WHAT THIS TASK INVOLVES: Each line below that contains the word "document" must be copied.

Page and application data records
···

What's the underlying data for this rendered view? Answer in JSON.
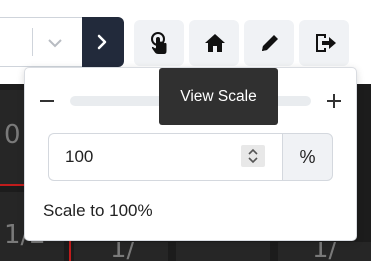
{
  "toolbar": {
    "select_value": "",
    "buttons": [
      {
        "name": "view-scale",
        "icon": "pointer-hand-icon"
      },
      {
        "name": "home",
        "icon": "home-icon"
      },
      {
        "name": "edit",
        "icon": "pencil-icon"
      },
      {
        "name": "exit",
        "icon": "sign-out-icon"
      }
    ]
  },
  "tooltip": {
    "text": "View Scale"
  },
  "scale_popover": {
    "slider_level_percent": 100,
    "zoom_value": "100",
    "unit": "%",
    "scale_link": "Scale to 100%"
  },
  "background_canvas": {
    "labels": [
      "0",
      "1/2",
      "1/",
      "1/"
    ]
  },
  "colors": {
    "dark_button": "#222a3b",
    "slider_thumb": "#8a1520",
    "tooltip_bg": "#303030",
    "accent_red": "#c01c1c"
  }
}
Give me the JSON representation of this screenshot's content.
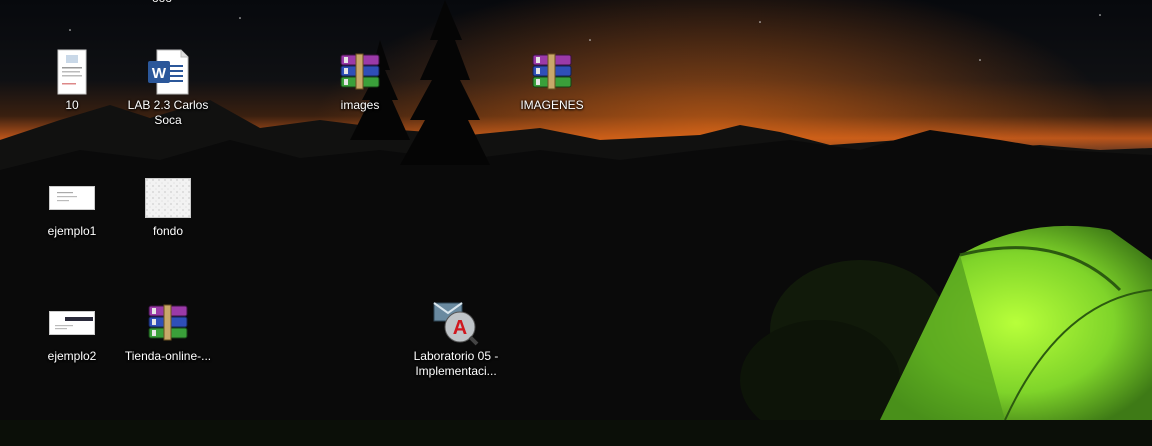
{
  "desktop": {
    "top_partial_label": "ooo",
    "icons": [
      {
        "label": "10",
        "kind": "document-thumb-icon"
      },
      {
        "label": "LAB 2.3 Carlos\nSoca",
        "kind": "word-document-icon"
      },
      {
        "label": "images",
        "kind": "winrar-archive-icon"
      },
      {
        "label": "IMAGENES",
        "kind": "winrar-archive-icon"
      },
      {
        "label": "ejemplo1",
        "kind": "image-thumb-icon"
      },
      {
        "label": "fondo",
        "kind": "image-thumb-icon"
      },
      {
        "label": "ejemplo2",
        "kind": "image-thumb-icon"
      },
      {
        "label": "Tienda-online-...",
        "kind": "winrar-archive-icon"
      },
      {
        "label": "Laboratorio 05 -\nImplementaci...",
        "kind": "autocad-file-icon"
      }
    ]
  },
  "colors": {
    "sky_glow": "#c85a18",
    "tent_green": "#8fe32a",
    "word_blue": "#2b579a",
    "autocad_red": "#d0181f"
  }
}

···

REPLY:
        "kind": "document-thumb-icon"
        "kind": "word-document-icon"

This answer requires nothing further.